**ASSIGNMENT:**
Each line of the entries that contains the word "list" adds one. Reply with the resulting number only.
+ + + + + + +
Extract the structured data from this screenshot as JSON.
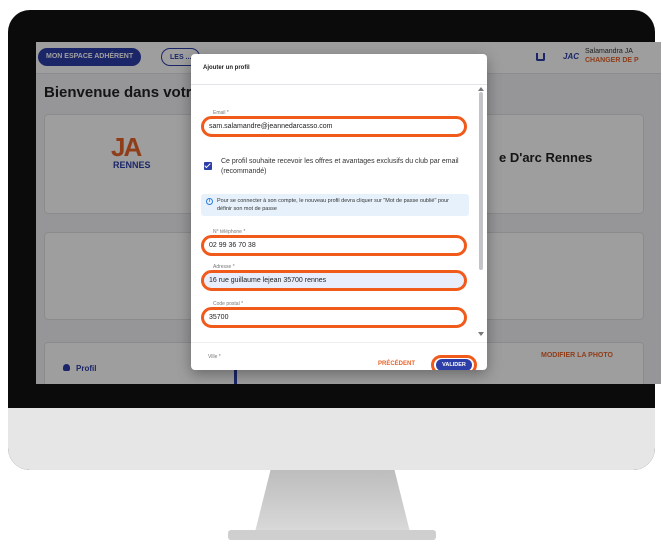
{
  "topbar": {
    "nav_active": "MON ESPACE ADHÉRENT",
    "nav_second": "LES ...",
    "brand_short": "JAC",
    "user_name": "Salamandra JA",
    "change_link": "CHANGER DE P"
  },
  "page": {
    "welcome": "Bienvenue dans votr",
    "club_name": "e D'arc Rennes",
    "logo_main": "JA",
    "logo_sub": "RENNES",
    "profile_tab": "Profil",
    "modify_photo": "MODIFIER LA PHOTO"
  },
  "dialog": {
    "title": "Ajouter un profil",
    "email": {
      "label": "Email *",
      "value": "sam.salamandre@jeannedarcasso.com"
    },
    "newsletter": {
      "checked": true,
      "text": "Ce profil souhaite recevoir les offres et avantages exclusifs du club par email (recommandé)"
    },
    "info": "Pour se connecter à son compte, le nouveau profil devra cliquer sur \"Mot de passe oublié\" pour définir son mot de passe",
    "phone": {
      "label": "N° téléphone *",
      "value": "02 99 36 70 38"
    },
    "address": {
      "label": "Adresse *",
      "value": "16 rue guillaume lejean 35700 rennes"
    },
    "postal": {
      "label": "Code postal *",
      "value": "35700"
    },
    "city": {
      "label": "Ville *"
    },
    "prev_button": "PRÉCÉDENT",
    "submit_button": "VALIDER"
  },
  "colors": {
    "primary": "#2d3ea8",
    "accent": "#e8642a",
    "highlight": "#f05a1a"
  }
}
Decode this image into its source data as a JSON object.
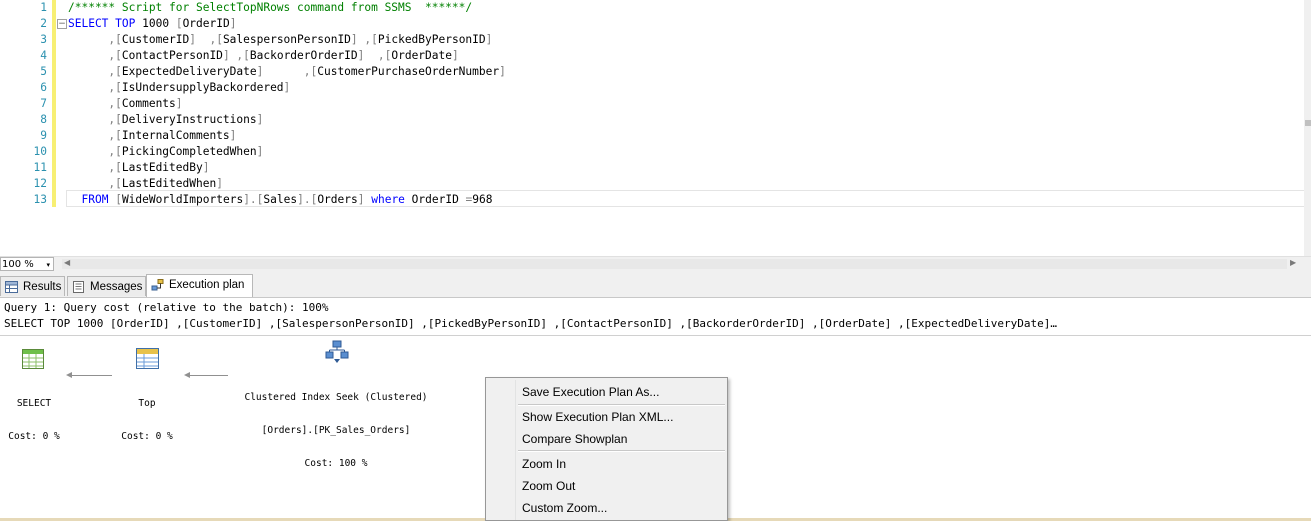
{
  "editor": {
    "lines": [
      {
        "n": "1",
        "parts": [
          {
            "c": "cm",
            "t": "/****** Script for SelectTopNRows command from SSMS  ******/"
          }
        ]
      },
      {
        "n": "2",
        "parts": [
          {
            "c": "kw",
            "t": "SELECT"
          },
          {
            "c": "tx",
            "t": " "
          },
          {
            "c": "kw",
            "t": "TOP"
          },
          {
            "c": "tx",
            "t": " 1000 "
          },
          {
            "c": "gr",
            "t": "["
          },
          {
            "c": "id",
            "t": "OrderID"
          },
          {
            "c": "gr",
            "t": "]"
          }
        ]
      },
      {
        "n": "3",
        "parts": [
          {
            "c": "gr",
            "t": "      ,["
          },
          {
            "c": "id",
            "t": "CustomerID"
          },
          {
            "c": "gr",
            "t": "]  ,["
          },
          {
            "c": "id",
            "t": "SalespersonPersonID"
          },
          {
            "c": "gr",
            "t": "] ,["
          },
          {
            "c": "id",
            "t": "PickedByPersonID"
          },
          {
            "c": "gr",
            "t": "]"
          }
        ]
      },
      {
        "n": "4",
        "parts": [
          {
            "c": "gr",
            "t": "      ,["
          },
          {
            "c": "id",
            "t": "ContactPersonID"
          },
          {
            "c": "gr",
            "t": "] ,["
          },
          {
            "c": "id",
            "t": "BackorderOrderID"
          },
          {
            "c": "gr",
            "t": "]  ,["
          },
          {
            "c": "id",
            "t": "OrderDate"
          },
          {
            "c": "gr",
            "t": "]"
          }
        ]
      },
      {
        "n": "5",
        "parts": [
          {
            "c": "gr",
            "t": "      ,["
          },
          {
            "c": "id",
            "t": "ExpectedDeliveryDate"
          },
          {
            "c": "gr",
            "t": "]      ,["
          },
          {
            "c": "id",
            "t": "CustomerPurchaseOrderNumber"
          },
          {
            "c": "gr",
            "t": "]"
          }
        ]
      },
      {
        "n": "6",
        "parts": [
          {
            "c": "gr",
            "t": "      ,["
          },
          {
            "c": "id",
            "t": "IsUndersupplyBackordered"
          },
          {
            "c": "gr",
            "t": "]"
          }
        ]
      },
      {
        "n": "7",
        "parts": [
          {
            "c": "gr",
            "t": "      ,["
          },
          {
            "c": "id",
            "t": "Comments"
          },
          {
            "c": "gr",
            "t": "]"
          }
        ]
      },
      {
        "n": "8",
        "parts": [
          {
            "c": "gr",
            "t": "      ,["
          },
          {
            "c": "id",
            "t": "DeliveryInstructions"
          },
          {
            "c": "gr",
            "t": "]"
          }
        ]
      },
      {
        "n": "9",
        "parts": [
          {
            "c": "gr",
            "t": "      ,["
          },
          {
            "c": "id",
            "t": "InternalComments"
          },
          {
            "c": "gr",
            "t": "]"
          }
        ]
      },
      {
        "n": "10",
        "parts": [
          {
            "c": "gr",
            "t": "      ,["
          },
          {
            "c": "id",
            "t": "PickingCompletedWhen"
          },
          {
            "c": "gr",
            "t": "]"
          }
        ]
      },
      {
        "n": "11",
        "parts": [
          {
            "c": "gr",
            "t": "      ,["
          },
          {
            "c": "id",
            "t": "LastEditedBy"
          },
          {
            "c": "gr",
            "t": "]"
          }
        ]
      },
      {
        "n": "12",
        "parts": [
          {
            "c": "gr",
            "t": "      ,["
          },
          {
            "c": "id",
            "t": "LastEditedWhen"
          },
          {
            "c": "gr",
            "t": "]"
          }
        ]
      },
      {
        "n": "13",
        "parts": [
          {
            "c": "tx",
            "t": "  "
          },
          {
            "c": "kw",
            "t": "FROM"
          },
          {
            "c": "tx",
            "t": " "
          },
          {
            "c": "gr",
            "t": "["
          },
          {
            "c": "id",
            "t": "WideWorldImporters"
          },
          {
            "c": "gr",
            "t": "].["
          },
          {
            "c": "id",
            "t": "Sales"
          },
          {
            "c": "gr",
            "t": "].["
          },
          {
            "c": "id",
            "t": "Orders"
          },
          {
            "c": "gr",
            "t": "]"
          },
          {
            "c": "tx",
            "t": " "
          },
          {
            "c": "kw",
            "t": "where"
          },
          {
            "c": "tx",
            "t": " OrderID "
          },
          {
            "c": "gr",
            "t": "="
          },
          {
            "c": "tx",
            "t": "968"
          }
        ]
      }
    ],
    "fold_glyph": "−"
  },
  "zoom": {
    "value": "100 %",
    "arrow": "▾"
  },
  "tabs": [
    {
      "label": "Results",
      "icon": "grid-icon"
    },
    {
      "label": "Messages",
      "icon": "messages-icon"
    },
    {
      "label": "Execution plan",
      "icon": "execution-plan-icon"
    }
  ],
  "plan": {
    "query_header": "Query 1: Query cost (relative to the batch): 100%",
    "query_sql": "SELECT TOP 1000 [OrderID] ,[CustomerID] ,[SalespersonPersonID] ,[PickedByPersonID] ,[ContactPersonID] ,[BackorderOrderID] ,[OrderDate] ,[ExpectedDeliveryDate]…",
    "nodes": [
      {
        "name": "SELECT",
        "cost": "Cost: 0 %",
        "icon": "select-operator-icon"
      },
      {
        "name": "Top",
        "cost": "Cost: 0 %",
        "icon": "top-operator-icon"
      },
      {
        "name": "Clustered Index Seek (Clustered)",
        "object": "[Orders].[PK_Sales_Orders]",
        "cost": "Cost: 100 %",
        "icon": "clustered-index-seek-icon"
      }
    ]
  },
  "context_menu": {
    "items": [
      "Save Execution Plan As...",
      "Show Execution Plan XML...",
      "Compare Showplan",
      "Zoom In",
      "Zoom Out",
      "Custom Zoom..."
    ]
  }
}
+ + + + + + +
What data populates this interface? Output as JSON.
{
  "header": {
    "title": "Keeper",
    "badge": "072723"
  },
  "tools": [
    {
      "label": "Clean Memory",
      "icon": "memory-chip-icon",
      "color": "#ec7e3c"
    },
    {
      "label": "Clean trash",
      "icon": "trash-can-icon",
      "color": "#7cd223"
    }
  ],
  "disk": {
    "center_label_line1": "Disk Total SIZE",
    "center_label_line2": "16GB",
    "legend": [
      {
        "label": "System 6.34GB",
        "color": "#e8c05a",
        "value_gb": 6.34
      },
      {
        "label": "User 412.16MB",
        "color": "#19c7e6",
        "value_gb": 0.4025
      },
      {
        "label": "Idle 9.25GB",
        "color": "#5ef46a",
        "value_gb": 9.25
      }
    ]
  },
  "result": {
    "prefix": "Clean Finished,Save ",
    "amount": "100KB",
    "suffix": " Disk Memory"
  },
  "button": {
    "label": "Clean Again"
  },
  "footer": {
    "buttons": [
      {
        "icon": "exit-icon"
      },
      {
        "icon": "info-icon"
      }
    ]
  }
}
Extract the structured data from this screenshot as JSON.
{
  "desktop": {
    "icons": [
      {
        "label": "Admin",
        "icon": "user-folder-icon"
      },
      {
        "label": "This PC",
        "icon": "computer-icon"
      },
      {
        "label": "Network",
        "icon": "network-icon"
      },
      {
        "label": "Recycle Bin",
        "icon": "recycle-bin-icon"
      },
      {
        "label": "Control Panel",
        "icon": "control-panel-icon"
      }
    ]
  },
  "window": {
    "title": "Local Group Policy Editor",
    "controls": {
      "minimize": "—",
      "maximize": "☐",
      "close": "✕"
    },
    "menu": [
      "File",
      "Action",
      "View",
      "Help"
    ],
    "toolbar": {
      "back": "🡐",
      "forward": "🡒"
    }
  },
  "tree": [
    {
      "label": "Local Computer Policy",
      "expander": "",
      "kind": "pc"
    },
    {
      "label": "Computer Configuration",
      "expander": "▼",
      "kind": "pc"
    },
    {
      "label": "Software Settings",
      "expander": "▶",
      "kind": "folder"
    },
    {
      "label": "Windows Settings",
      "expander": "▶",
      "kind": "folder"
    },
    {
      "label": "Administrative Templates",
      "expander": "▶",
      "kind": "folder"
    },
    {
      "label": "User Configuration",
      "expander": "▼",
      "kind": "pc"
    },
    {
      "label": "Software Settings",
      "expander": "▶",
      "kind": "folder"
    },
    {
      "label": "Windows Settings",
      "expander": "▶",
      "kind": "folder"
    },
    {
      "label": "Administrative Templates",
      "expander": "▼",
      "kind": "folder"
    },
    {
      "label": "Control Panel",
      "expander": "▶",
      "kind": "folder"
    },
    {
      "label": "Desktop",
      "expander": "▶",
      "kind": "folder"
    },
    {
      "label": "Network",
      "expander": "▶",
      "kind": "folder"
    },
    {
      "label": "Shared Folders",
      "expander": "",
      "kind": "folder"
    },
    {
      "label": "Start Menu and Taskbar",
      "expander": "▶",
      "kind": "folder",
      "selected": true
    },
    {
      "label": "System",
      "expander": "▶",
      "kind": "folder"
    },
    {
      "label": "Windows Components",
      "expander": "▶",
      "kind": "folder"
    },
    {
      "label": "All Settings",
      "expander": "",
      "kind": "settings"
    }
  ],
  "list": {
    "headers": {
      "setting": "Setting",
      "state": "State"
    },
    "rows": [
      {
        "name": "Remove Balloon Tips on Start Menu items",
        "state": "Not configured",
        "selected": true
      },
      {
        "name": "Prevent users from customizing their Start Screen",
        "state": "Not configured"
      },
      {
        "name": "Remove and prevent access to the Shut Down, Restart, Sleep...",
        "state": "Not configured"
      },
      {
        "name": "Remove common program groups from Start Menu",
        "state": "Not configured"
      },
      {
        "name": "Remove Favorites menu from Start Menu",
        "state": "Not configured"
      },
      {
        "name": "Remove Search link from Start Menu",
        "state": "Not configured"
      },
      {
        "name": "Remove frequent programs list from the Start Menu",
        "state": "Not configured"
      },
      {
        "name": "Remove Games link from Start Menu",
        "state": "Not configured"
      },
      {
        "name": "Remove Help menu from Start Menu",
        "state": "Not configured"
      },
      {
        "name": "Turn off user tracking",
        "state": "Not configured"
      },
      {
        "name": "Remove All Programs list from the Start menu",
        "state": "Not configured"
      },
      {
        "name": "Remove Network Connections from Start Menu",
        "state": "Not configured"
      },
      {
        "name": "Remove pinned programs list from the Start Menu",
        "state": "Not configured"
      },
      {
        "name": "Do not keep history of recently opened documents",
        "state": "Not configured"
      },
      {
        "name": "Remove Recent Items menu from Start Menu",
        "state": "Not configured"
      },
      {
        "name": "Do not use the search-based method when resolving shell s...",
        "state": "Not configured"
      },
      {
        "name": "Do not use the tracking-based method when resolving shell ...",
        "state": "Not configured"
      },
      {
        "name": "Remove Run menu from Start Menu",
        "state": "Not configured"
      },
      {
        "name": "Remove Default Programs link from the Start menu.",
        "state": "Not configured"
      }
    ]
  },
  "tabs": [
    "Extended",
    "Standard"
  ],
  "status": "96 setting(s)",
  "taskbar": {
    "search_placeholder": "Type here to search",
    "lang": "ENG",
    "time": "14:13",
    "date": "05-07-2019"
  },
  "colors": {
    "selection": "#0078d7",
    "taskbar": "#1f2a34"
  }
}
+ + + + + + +
**COMPLETED EXERCISE:**
4